Conover spoke of the balance that must be struck between holding one’s tongue as a survival mechanism and coming to understand what makes people tick.
“There is a lot of crazy stuff floating around online, and a lot of my neighbors believed some of it,” Conover said. “It’s important to talk about why, and where did you hear that, and where does that come from that you would believe something you hear on the internet over something you learned from a journalist. Oh, we don’t like journalists so much either, and why is that? And that’s a really fascinating question, and it’s one reason I’m happy Aspen Journalism exists and happy to be a professor of journalism because it is so important.”
On the hopeful side, Conover said he found that after getting past whatever is in the news or trending online, “you end up talking to people like they are people. And you’re both trying to figure out how to avoid the road that’s broken three axles on the way into Alamosa, or talking about the weather that’s coming in and everything else that makes us human and is not part of social media, not part of the current social schism.”

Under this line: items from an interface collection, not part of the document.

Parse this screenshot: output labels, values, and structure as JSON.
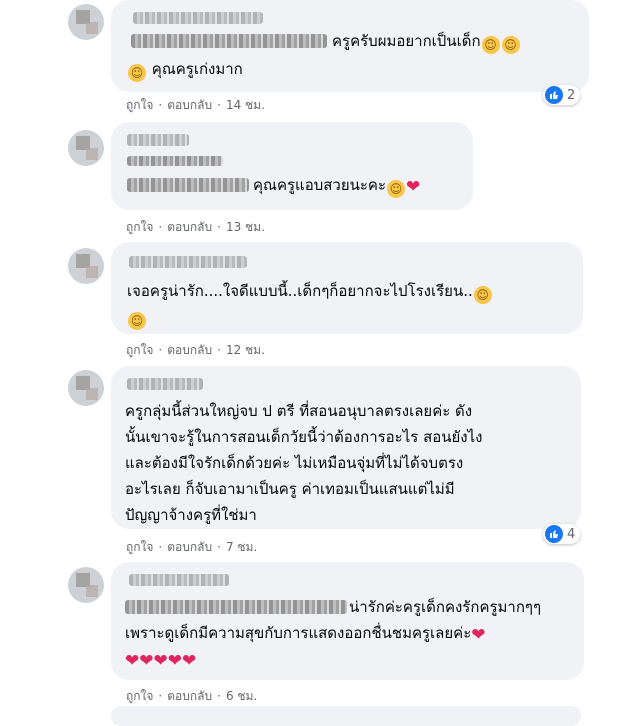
{
  "comments": [
    {
      "text_line1": "ครูครับผมอยากเป็นเด็ก",
      "text_line2": "คุณครูเก่งมาก",
      "emoji": "☺",
      "like_label": "ถูกใจ",
      "reply_label": "ตอบกลับ",
      "time": "14 ชม.",
      "reaction_count": "2"
    },
    {
      "text_line1": "คุณครูแอบสวยนะคะ",
      "emoji_love": "☺",
      "heart": "❤",
      "like_label": "ถูกใจ",
      "reply_label": "ตอบกลับ",
      "time": "13 ชม."
    },
    {
      "text_line1": "เจอครูน่ารัก....ใจดีแบบนี้..เด็กๆก็อยากจะไปโรงเรียน..",
      "emoji": "☺",
      "like_label": "ถูกใจ",
      "reply_label": "ตอบกลับ",
      "time": "12 ชม."
    },
    {
      "text_line1": "ครูกลุ่มนี้ส่วนใหญ่จบ ป ตรี ที่สอนอนุบาลตรงเลยค่ะ ดัง",
      "text_line2": "นั้นเขาจะรู้ในการสอนเด็กวัยนี้ว่าต้องการอะไร สอนยังไง",
      "text_line3": "และต้องมีใจรักเด็กด้วยค่ะ ไม่เหมือนจุ่มที่ไม่ได้จบตรง",
      "text_line4": "อะไรเลย ก็จับเอามาเป็นครู ค่าเทอมเป็นแสนแต่ไม่มี",
      "text_line5": "ปัญญาจ้างครูที่ใช่มา",
      "like_label": "ถูกใจ",
      "reply_label": "ตอบกลับ",
      "time": "7 ชม.",
      "reaction_count": "4"
    },
    {
      "text_line1": "น่ารักค่ะครูเด็กคงรักครูมากๆๆ",
      "text_line2": "เพราะดูเด็กมีความสุขกับการแสดงออกชื่นชมครูเลยค่ะ",
      "heart": "❤",
      "like_label": "ถูกใจ",
      "reply_label": "ตอบกลับ",
      "time": "6 ชม."
    }
  ],
  "separator": "·",
  "colors": {
    "bubble": "#f0f2f5",
    "meta_text": "#65676b",
    "like_blue": "#1877f2",
    "heart_red": "#e0245e",
    "emoji_yellow": "#f7c64b"
  },
  "icons": {
    "like": "like-reaction-icon",
    "smile": "smiling-face-emoji",
    "heart": "heart-emoji"
  }
}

The photo negative
It’s difficult to draw comparisons between Aspen and the San Luis Valley, given their seemingly inverted characteristics.
Costilla County is home to an oversupply of 5-acre parcels that in 40 years haven’t appreciated much. By contrast, Conover observed that the Pitkin County land market is defined by insatiable demand and no obvious ceiling to what some people will pay.
“It strikes me that here, you might be lucky enough, if you’re not a person of wealth, to find a living situation that is sustainable in Aspen or Basalt or farther downvalley, but you are going to be the exception,” he said. “You are not going to be on the same footing as the people who own most of the property, so that is a very odd thing, and that is completely different from the San Luis Valley.”
Conover said what drew him to Aspen in the first place was a desire to get behind the celebrity-holiday-party coverage that was so prevalent in the town’s media profile at the time and to understand what it was really like to be the thing that so many might have wanted to be: an Aspen local.
“Whiteout” takes the reader inside John Denver’s Windstar organization and other aspects of late-1980s Aspen culture dedicated to seeking higher consciousness, into the mining tunnels where the valley’s original source of wealth was extracted and on Conover’s own search for meaning in a scene that he writes “seemed tantamount, some days, to the commercial rejection of sorrow.”
He then found “a sort of magic and sexiness and a rebelliousness … that wasn’t happening anywhere else.” Today, he sees the town as having evolved to a place where the resort and the nightlife aren’t the be-all and end-all in the way they were then. Even if skiing disappeared, Aspen might still survive “because there is so much else to recommend it now,” Conover said.
But whether crashing the party in Aspen or helping to run dinner service at La Puente, Conover said the margins of society are always the most fascinating and are what brought him to both places.
“I’m attracted to people living in ways my friends don’t know about or understand,” Conover said. “Aspen is a bit of an exception to that rule, but it is an extremity, so I was attracted to Aspen for the same reason.”
Thanks to Ted Conover, author of seven books. including “Newjack: Guarding Sing Sing” and “Coyotes: A Journey Across Borders with America’s Mexican Migrants,” for participating in the talk. You can purchase “Cheap Land Colorado” at Explore Booksellers in Aspen.